Meanwhile, the government of Zambia revised its entry requirements on 29 July for all arriving travelers effective immediately and until further notice. All passengers eligible to enter the country must provide proof of negative results on a COVID-19 test taken within 14 days prior to travel. In addition, all arrivals will be subject to additional health screenings and tests upon entry, including a COVID-19 nasal swab test. Arriving passengers are required to self-isolate for 14 days and may be required to provide health officials with their contact information, including the address of their accommodation. All tourist visas remain suspended until further notice.
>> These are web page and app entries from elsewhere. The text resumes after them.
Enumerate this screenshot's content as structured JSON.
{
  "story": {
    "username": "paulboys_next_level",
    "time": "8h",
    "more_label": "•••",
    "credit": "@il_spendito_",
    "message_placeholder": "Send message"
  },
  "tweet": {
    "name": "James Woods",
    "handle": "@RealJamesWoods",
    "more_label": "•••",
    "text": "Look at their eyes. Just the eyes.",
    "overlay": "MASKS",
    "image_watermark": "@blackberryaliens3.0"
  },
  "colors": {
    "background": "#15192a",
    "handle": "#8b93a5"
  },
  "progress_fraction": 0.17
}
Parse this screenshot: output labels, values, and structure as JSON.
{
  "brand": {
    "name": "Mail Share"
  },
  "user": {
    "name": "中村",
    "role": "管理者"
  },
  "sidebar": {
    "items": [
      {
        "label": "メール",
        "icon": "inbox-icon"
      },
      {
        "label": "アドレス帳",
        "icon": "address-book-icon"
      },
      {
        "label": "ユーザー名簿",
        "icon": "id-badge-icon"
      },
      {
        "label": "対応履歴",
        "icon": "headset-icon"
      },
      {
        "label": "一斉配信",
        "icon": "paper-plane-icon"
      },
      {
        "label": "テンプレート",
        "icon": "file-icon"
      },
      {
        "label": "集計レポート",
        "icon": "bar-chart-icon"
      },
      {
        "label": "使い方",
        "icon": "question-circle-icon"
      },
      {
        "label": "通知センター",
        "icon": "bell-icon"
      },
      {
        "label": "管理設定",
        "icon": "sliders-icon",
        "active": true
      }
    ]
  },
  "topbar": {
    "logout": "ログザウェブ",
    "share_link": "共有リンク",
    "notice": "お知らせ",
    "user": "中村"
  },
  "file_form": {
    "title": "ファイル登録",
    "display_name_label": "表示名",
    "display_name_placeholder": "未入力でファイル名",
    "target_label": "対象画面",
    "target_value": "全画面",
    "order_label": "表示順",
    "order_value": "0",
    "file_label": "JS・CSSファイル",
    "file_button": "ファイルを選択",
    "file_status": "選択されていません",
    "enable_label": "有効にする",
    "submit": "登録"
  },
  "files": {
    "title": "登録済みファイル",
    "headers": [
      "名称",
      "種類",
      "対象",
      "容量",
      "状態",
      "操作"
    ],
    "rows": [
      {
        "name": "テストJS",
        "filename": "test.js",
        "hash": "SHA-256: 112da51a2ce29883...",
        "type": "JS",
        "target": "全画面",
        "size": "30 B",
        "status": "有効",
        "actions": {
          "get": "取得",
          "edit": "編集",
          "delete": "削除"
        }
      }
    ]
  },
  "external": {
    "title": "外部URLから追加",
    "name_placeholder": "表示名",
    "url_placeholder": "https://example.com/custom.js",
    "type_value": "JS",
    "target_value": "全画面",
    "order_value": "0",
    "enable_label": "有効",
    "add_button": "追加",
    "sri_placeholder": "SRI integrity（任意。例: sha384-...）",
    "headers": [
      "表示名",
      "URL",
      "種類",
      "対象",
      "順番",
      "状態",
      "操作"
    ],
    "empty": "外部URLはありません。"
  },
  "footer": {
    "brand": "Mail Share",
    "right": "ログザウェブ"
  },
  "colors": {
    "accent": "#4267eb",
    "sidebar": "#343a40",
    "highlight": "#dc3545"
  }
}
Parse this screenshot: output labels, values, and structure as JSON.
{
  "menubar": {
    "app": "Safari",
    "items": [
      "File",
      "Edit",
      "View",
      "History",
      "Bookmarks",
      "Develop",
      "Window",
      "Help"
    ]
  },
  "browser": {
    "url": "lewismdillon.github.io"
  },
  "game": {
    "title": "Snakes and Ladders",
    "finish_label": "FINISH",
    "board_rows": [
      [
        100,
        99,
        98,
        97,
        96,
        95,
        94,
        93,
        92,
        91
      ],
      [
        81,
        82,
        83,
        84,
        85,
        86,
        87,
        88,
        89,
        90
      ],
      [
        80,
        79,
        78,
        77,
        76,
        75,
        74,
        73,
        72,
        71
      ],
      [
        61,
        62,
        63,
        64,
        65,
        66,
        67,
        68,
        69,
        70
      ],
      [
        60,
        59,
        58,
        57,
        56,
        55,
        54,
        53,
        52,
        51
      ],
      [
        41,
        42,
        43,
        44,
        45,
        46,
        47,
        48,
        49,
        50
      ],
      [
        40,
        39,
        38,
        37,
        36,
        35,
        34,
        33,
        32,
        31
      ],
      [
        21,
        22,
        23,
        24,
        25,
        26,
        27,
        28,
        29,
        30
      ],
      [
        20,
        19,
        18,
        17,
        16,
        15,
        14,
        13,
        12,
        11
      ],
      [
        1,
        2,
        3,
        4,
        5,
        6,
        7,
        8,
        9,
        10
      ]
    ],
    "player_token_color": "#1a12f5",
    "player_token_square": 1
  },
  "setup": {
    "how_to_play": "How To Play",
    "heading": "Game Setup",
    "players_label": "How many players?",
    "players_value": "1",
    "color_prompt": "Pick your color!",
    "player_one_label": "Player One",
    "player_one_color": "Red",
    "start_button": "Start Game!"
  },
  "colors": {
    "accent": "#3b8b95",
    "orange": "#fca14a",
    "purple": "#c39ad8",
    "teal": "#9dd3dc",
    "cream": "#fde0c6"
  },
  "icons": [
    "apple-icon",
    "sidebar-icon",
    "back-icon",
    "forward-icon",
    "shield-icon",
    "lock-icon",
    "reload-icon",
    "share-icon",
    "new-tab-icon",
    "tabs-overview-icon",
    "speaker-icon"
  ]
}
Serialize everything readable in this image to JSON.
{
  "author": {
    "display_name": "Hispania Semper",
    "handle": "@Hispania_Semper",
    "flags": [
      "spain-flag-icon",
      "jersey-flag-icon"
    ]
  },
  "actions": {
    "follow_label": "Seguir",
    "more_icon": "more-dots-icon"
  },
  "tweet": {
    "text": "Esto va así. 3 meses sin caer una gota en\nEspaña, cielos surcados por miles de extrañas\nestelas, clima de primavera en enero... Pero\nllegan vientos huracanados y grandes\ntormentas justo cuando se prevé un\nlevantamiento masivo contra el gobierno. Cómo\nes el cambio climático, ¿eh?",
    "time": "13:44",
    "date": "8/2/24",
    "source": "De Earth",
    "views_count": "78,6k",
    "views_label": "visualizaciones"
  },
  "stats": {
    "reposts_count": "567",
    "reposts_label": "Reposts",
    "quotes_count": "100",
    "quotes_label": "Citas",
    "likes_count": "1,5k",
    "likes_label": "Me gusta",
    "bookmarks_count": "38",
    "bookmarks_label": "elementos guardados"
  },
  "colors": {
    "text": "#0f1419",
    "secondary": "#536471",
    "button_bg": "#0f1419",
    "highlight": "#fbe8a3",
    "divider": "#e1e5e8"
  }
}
Zimbabwe (Security threat level – 4): On 29 July 2020, the U.S. Embassy in Harare issued a Demonstration Alert that reads in part as follows:
"Location: Harare and Bulawayo, Zimbabwe. Announced gathering points include, but are not limited to, the following neighborhoods:
"Event: Local political figures have called for a potentially large protest against the Zimbabwean government and corruption on July 31 while others have called for counter-protests. There is a real possibility for clashes between the opposing groups of protesters and security forces. ·
"Past demonstrations have been met with aggressive tactics by police to suppress protests. Crackdowns by security forces in high density areas leading up to and immediately following civil disturbances and internet/social media interruptions are possible."
The full text of the alert is available here .